Colombian pianist and conductor Juan David Molano has been the ESNCM’s Principal Conductor since his appointment in 2011.

“I can relate that perfectly with the situation in Palestine. They are just [too] oppressed to flourish their cultural capacities and I think this is the occasion for them to look outside this oppression and this gives them more strength in character and they are really having the benefit of all this,” said Molano, who conducted the orchestra.

The ESNCM works in partnership with the Fondation les Instruments de la Paix (Switzerland) and the Geneva Conservatoire, where Molano is also a professor of piano.

Local residents filled the auditorium seats and concert-goers expressed their joy at witnessing the progress of their young Palestinian musicians.

“The performance is really amazing and the participation of Palestinian youths with an international opera from a country like Switzerland prove that the Palestinian youths are excelling in their musical abilities and are representing Palestine to the world. Being able to play with this opera means that they have reached a very good level,” said one concert attendee, Maha Jabeer, from Bethlehem.

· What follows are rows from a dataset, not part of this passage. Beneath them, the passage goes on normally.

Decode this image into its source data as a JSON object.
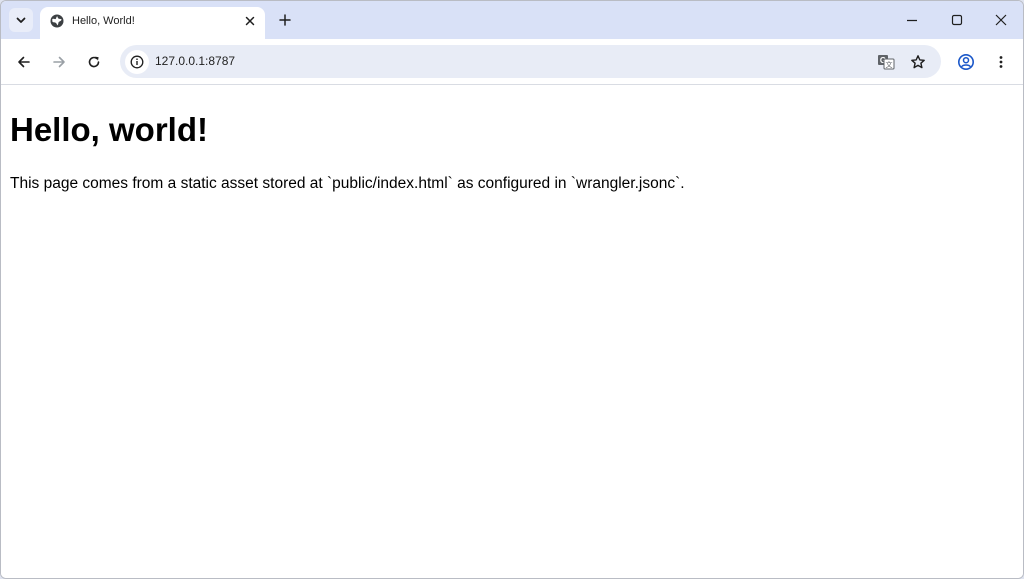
{
  "browser": {
    "tabs": [
      {
        "title": "Hello, World!",
        "favicon": "globe-icon",
        "active": true
      }
    ],
    "address_bar": {
      "url": "127.0.0.1:8787",
      "site_info_icon": "info-icon"
    },
    "toolbar_icons": [
      "back-arrow-icon",
      "forward-arrow-icon",
      "reload-icon",
      "translate-icon",
      "bookmark-star-icon",
      "profile-icon",
      "more-menu-icon"
    ],
    "window_controls": [
      "minimize-icon",
      "maximize-icon",
      "close-icon"
    ]
  },
  "page": {
    "heading": "Hello, world!",
    "paragraph": "This page comes from a static asset stored at `public/index.html` as configured in `wrangler.jsonc`."
  },
  "colors": {
    "tabstrip_bg": "#d9e1f7",
    "omnibox_bg": "#e8ecf6",
    "profile_accent": "#1a57c9"
  }
}
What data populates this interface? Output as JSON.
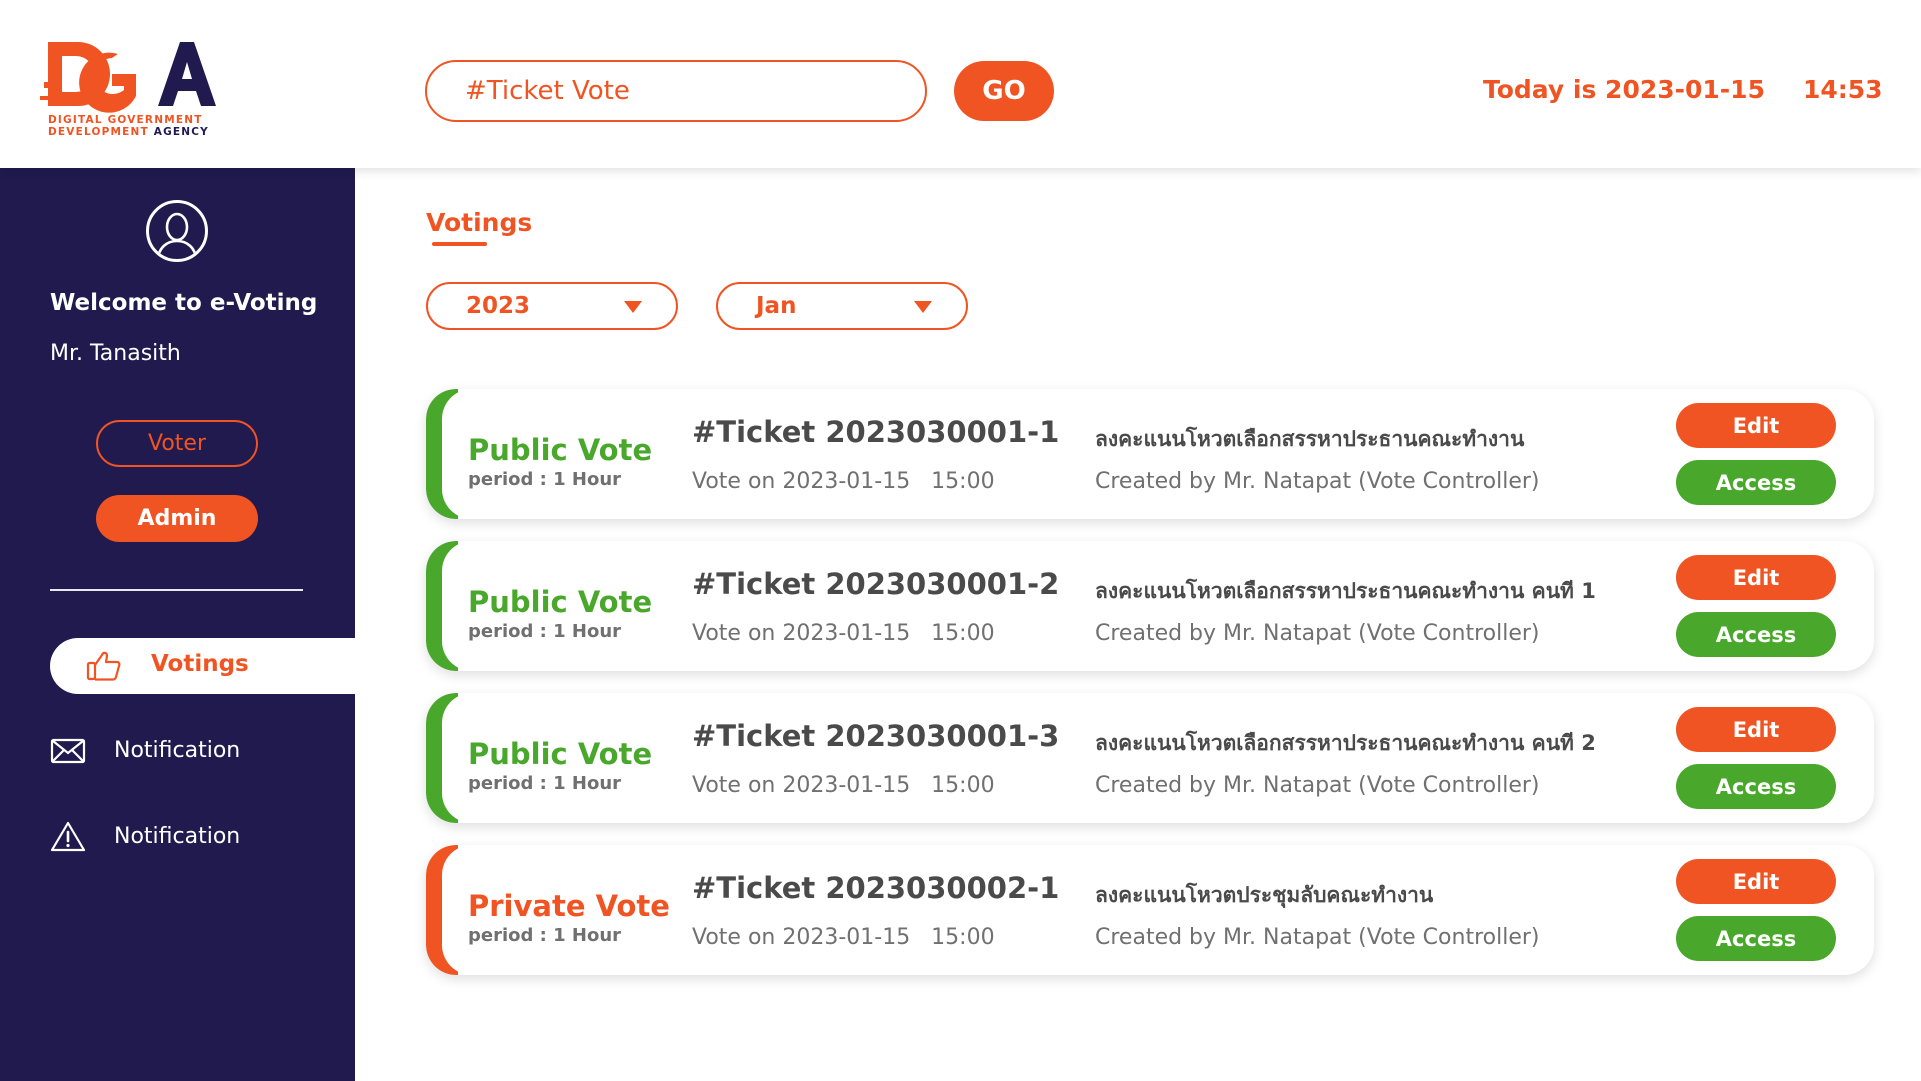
{
  "colors": {
    "accent": "#F05423",
    "sidebar": "#211A4E",
    "public": "#49A82B",
    "private": "#F05423"
  },
  "logo": {
    "mark": "DGA",
    "line1": "DIGITAL GOVERNMENT",
    "line2a": "DEVELOPMENT ",
    "line2b": "AGENCY"
  },
  "header": {
    "search_value": "#Ticket Vote",
    "go_label": "GO",
    "today": "Today is 2023-01-15",
    "time": "14:53"
  },
  "sidebar": {
    "welcome": "Welcome to e-Voting",
    "user": "Mr. Tanasith",
    "roles": {
      "voter": "Voter",
      "admin": "Admin"
    },
    "nav": [
      {
        "label": "Votings",
        "icon": "thumbs-up-icon",
        "active": true
      },
      {
        "label": "Notification",
        "icon": "envelope-icon"
      },
      {
        "label": "Notification",
        "icon": "warning-icon"
      }
    ]
  },
  "main": {
    "title": "Votings",
    "filters": {
      "year": "2023",
      "month": "Jan"
    },
    "cards": [
      {
        "type": "Public Vote",
        "period": "period : 1 Hour",
        "ticket": "#Ticket 2023030001-1",
        "vote_on": "Vote on 2023-01-15   15:00",
        "topic": "ลงคะแนนโหวตเลือกสรรหาประธานคณะทำงาน",
        "creator": "Created by Mr. Natapat (Vote Controller)",
        "edit": "Edit",
        "access": "Access"
      },
      {
        "type": "Public Vote",
        "period": "period : 1 Hour",
        "ticket": "#Ticket 2023030001-2",
        "vote_on": "Vote on 2023-01-15   15:00",
        "topic": "ลงคะแนนโหวตเลือกสรรหาประธานคณะทำงาน คนที 1",
        "creator": "Created by Mr. Natapat (Vote Controller)",
        "edit": "Edit",
        "access": "Access"
      },
      {
        "type": "Public Vote",
        "period": "period : 1 Hour",
        "ticket": "#Ticket 2023030001-3",
        "vote_on": "Vote on 2023-01-15   15:00",
        "topic": "ลงคะแนนโหวตเลือกสรรหาประธานคณะทำงาน คนที 2",
        "creator": "Created by Mr. Natapat (Vote Controller)",
        "edit": "Edit",
        "access": "Access"
      },
      {
        "type": "Private Vote",
        "period": "period : 1 Hour",
        "ticket": "#Ticket 2023030002-1",
        "vote_on": "Vote on 2023-01-15   15:00",
        "topic": "ลงคะแนนโหวตประชุมลับคณะทำงาน",
        "creator": "Created by Mr. Natapat (Vote Controller)",
        "edit": "Edit",
        "access": "Access"
      }
    ]
  }
}
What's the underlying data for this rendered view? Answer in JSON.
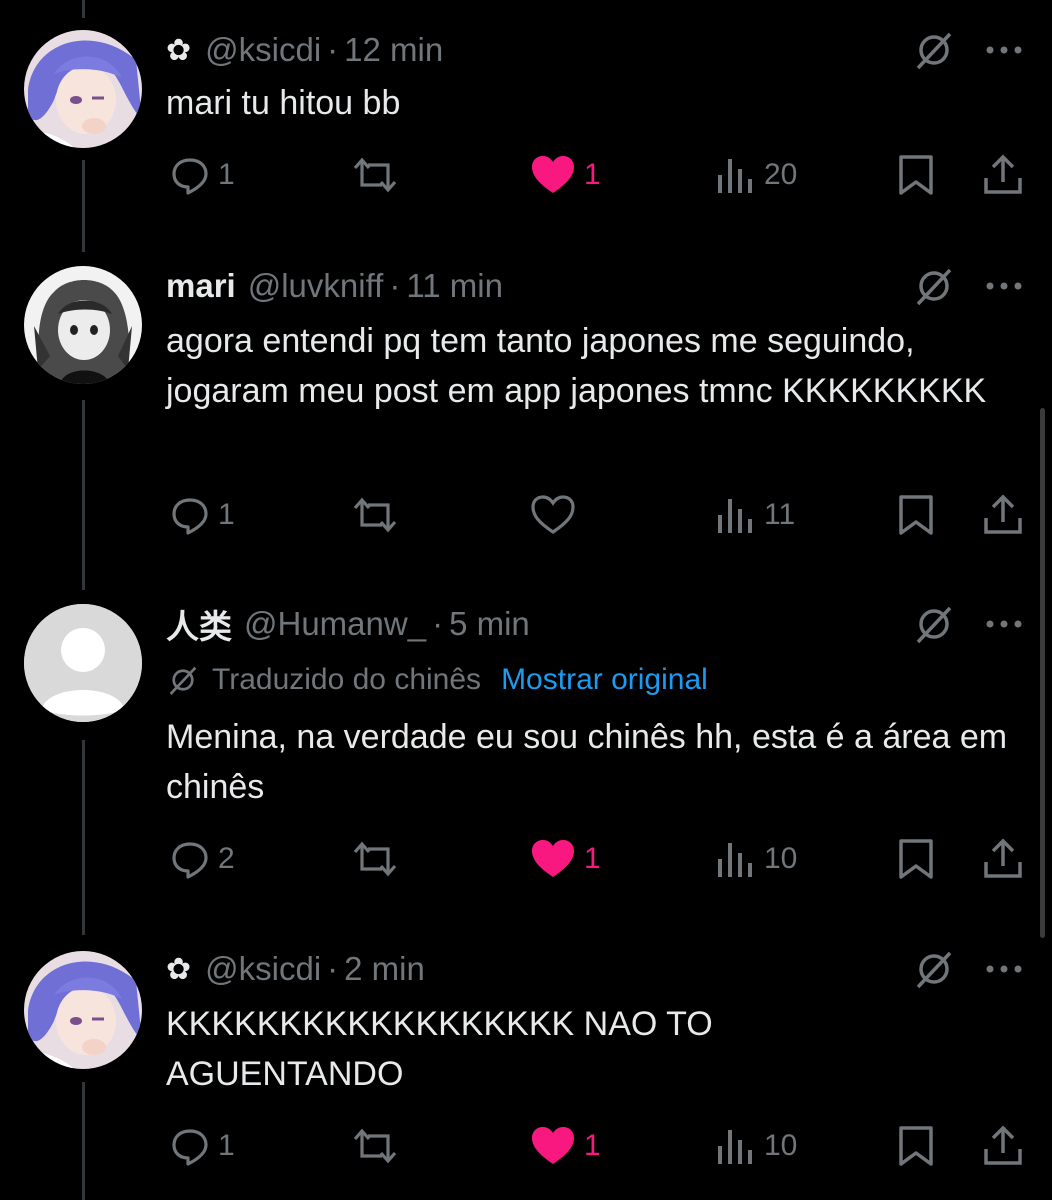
{
  "tweets": [
    {
      "flower": "✿",
      "display_name": "",
      "handle": "@ksicdi",
      "sep": "·",
      "time": "12 min",
      "text": "mari tu hitou bb",
      "translation": null,
      "avatar": "anime-blue-hair",
      "replies": "1",
      "retweets": "",
      "likes": "1",
      "liked": true,
      "views": "20"
    },
    {
      "flower": "",
      "display_name": "mari",
      "handle": "@luvkniff",
      "sep": "·",
      "time": "11 min",
      "text": "agora entendi pq tem tanto japones me seguindo, jogaram meu post em app japones tmnc KKKKKKKKK",
      "translation": null,
      "avatar": "anime-grayscale",
      "replies": "1",
      "retweets": "",
      "likes": "",
      "liked": false,
      "views": "11"
    },
    {
      "flower": "",
      "display_name": "人类",
      "handle": "@Humanw_",
      "sep": "·",
      "time": "5 min",
      "translation": {
        "label": "Traduzido do chinês",
        "link": "Mostrar original"
      },
      "text": "Menina, na verdade eu sou chinês hh, esta é a área em chinês",
      "avatar": "default",
      "replies": "2",
      "retweets": "",
      "likes": "1",
      "liked": true,
      "views": "10"
    },
    {
      "flower": "✿",
      "display_name": "",
      "handle": "@ksicdi",
      "sep": "·",
      "time": "2 min",
      "text": "KKKKKKKKKKKKKKKKKK NAO TO AGUENTANDO",
      "translation": null,
      "avatar": "anime-blue-hair",
      "replies": "1",
      "retweets": "",
      "likes": "1",
      "liked": true,
      "views": "10"
    }
  ],
  "colors": {
    "like": "#f91880",
    "link": "#1d9bf0",
    "muted": "#71767b",
    "text": "#e7e9ea"
  },
  "icons": [
    "reply-icon",
    "retweet-icon",
    "heart-icon",
    "views-icon",
    "bookmark-icon",
    "share-icon",
    "grok-icon",
    "more-icon"
  ]
}
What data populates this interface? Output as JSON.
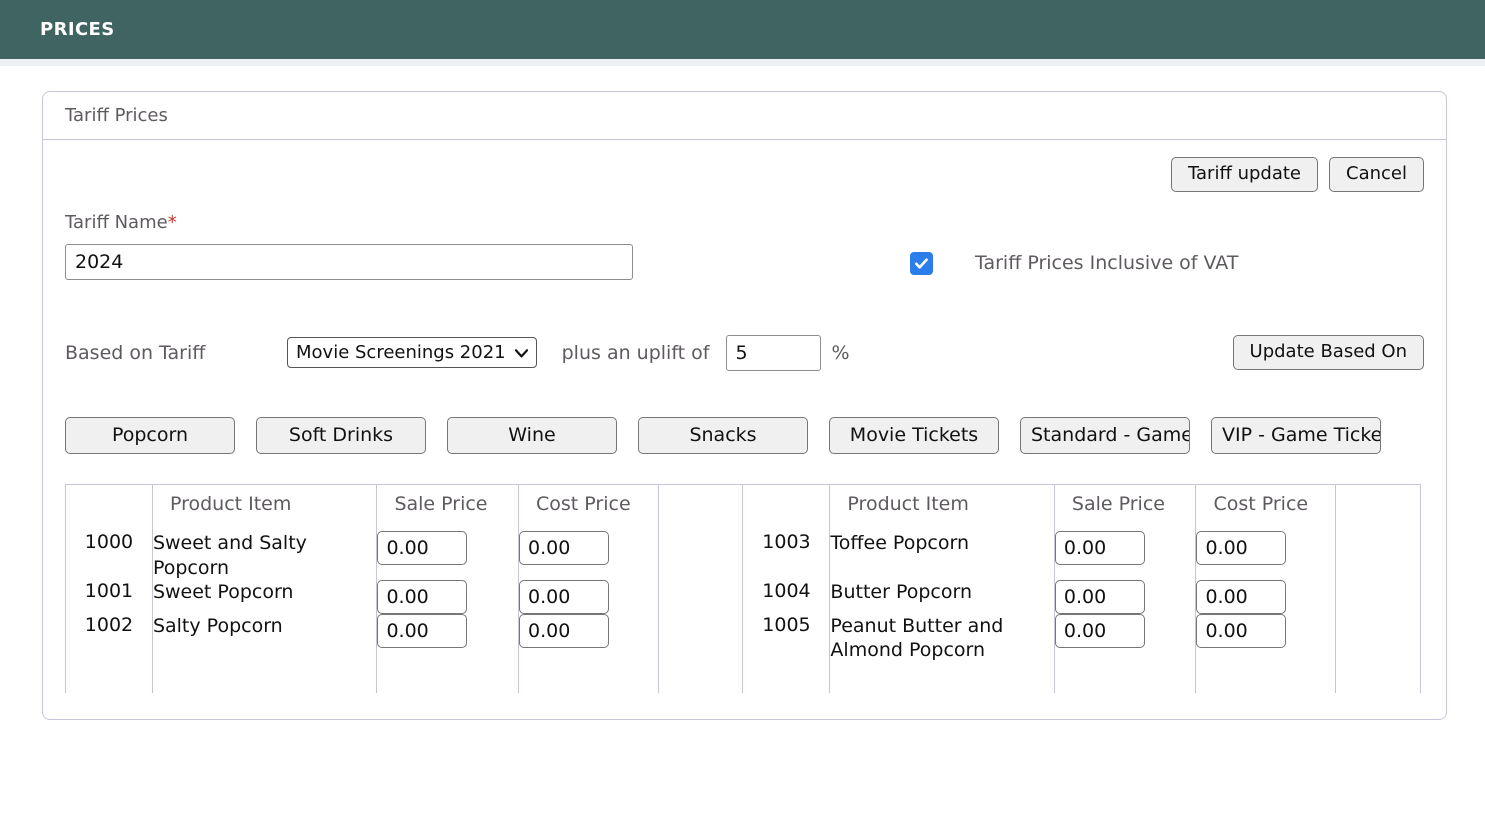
{
  "appbar": {
    "title": "PRICES"
  },
  "panel": {
    "title": "Tariff Prices"
  },
  "toolbar": {
    "tariff_update_label": "Tariff update",
    "cancel_label": "Cancel"
  },
  "form": {
    "tariff_name_label": "Tariff Name",
    "required_marker": "*",
    "tariff_name_value": "2024",
    "vat_label": "Tariff Prices Inclusive of VAT",
    "vat_checked": "true",
    "based_on_label": "Based on Tariff",
    "based_on_value": "Movie Screenings 2021",
    "based_on_chevron": "⌄",
    "uplift_text": "plus an uplift of",
    "uplift_value": "5",
    "percent_symbol": "%",
    "update_based_on_label": "Update Based On"
  },
  "categories": [
    {
      "label": "Popcorn"
    },
    {
      "label": "Soft Drinks"
    },
    {
      "label": "Wine"
    },
    {
      "label": "Snacks"
    },
    {
      "label": "Movie Tickets"
    },
    {
      "label": "Standard - Game Tickets"
    },
    {
      "label": "VIP - Game Tickets"
    }
  ],
  "table": {
    "headers": {
      "product_item": "Product Item",
      "sale_price": "Sale Price",
      "cost_price": "Cost Price"
    },
    "rows": [
      {
        "left": {
          "id": "1000",
          "item": "Sweet and Salty Popcorn",
          "sale": "0.00",
          "cost": "0.00"
        },
        "right": {
          "id": "1003",
          "item": "Toffee Popcorn",
          "sale": "0.00",
          "cost": "0.00"
        }
      },
      {
        "left": {
          "id": "1001",
          "item": "Sweet Popcorn",
          "sale": "0.00",
          "cost": "0.00"
        },
        "right": {
          "id": "1004",
          "item": "Butter Popcorn",
          "sale": "0.00",
          "cost": "0.00"
        }
      },
      {
        "left": {
          "id": "1002",
          "item": "Salty Popcorn",
          "sale": "0.00",
          "cost": "0.00"
        },
        "right": {
          "id": "1005",
          "item": "Peanut Butter and Almond Popcorn",
          "sale": "0.00",
          "cost": "0.00"
        }
      }
    ]
  },
  "colors": {
    "appbar_background": "#3f6462",
    "checkbox_accent": "#2b7de9",
    "required_marker": "#d0342c",
    "panel_border": "#c7c6d8",
    "label_text": "#5e5a5f"
  }
}
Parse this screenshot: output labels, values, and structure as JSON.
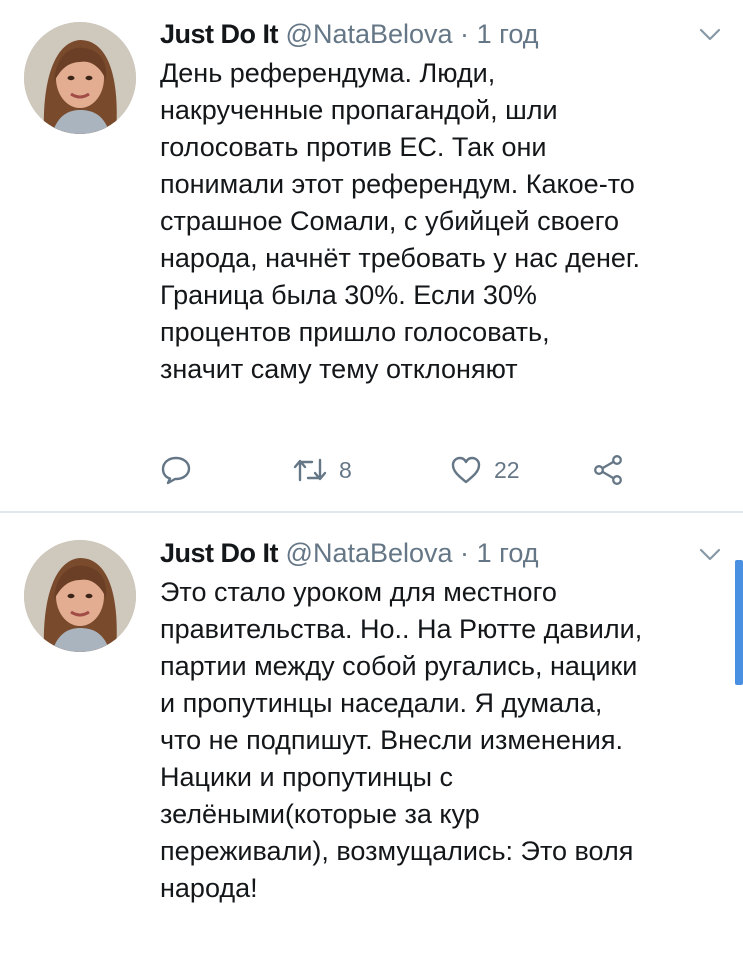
{
  "tweets": [
    {
      "author_name": "Just Do It",
      "handle": "@NataBelova",
      "separator": "·",
      "time": "1 год",
      "text": "День референдума. Люди,\nнакрученные пропагандой, шли\nголосовать против ЕС. Так они\nпонимали этот референдум. Какое-то\nстрашное Сомали, с убийцей своего\nнарода, начнёт требовать у нас денег.\nГраница была 30%. Если 30%\nпроцентов пришло голосовать,\nзначит саму тему отклоняют",
      "retweets": "8",
      "likes": "22"
    },
    {
      "author_name": "Just Do It",
      "handle": "@NataBelova",
      "separator": "·",
      "time": "1 год",
      "text": "Это стало уроком для местного\nправительства. Но.. На Рютте давили,\nпартии между собой ругались, нацики\nи пропутинцы наседали. Я думала,\nчто не подпишут. Внесли изменения.\nНацики и пропутинцы с\nзелёными(которые за кур\nпереживали), возмущались: Это воля\nнарода!"
    }
  ],
  "icons": {
    "reply": "reply-icon",
    "retweet": "retweet-icon",
    "like": "heart-icon",
    "share": "share-icon",
    "caret": "chevron-down-icon"
  },
  "colors": {
    "text": "#14171a",
    "secondary": "#657786",
    "divider": "#e1e8ed",
    "scrollbar": "#4a90e2"
  }
}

The Edward Said National Conservatory of Music was set up in 1993 after five Palestinian musicians and music teachers carried out a study on the status of music in Palestine in 1990 and found a huge lack of musical education in Palestinian society.

This article appeared on  AlArabiya